Recent studies have provided evidence that science, technology, engineering, and mathematics (STEM) fields are gravitated by the population with ASD more than people with any other disability. Unfortunately, there is a lack of high-quality research about which factors influence the STEM pipeline between high school and postsecondary STEM majors. This identifies a research gap as knowledge regarding the influencing factors is essential to motivate such students and remove the barriers.

The present study obtained and analyzed data from the National Longitudinal Transition Study–2. NLTS2 has a nationally representative sample of students with an ASD that avails the facility of special education in the United States.

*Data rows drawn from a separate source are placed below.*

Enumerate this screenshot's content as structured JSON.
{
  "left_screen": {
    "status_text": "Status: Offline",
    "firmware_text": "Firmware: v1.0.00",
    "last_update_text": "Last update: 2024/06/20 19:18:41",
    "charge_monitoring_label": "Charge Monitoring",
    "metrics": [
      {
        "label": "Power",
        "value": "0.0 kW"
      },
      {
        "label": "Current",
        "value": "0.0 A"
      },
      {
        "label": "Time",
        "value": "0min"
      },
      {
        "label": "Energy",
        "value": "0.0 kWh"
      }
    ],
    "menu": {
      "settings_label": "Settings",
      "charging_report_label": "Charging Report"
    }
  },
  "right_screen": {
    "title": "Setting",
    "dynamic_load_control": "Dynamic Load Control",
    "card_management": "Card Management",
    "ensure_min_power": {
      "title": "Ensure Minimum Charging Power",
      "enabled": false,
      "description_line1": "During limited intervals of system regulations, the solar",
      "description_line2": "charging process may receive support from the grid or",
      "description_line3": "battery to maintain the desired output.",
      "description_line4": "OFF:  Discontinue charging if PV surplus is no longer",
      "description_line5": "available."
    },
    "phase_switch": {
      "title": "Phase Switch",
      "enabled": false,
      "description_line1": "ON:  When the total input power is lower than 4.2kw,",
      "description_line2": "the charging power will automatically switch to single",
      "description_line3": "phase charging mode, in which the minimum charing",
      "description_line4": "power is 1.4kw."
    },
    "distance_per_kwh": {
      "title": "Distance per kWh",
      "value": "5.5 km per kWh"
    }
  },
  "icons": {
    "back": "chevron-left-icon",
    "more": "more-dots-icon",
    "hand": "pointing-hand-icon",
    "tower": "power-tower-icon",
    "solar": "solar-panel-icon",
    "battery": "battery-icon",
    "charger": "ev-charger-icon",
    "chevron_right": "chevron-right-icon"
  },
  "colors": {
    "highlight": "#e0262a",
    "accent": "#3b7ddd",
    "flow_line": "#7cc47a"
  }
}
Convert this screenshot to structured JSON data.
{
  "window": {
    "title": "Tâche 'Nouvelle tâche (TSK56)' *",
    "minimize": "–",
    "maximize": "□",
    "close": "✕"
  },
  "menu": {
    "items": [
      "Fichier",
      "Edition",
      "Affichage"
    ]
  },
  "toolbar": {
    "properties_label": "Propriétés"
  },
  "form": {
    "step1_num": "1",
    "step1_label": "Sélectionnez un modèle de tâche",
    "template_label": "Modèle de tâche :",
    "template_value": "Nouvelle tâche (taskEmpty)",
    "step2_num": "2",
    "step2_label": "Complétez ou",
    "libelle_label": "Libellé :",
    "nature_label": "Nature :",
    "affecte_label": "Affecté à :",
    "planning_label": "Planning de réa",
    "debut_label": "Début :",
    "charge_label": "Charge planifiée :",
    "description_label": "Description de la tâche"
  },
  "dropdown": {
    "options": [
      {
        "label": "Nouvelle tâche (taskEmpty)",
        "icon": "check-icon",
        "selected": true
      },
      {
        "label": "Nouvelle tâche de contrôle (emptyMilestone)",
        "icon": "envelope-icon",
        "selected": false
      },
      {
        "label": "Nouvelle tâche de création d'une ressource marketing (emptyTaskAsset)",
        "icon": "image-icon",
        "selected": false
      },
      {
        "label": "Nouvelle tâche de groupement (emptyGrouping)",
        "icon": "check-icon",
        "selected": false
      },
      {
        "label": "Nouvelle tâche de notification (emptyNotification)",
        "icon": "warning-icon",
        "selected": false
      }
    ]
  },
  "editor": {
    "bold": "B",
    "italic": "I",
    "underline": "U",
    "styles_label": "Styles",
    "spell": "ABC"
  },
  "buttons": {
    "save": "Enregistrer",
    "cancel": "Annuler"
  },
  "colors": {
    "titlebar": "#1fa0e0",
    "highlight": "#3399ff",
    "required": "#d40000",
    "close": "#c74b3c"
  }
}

The study concluded that students with an ASD who took more advanced math classes in a general education setting were more likely to declare a STEM major after controlling for background characteristics and previous achievement level. Educational policy implications are discussed. Further research is required to outline the positive and negative influencing factors to obtain data of significant importance in designing motivational and support programs for the population with ASD desiring to pursue higher studies and have a better academic life.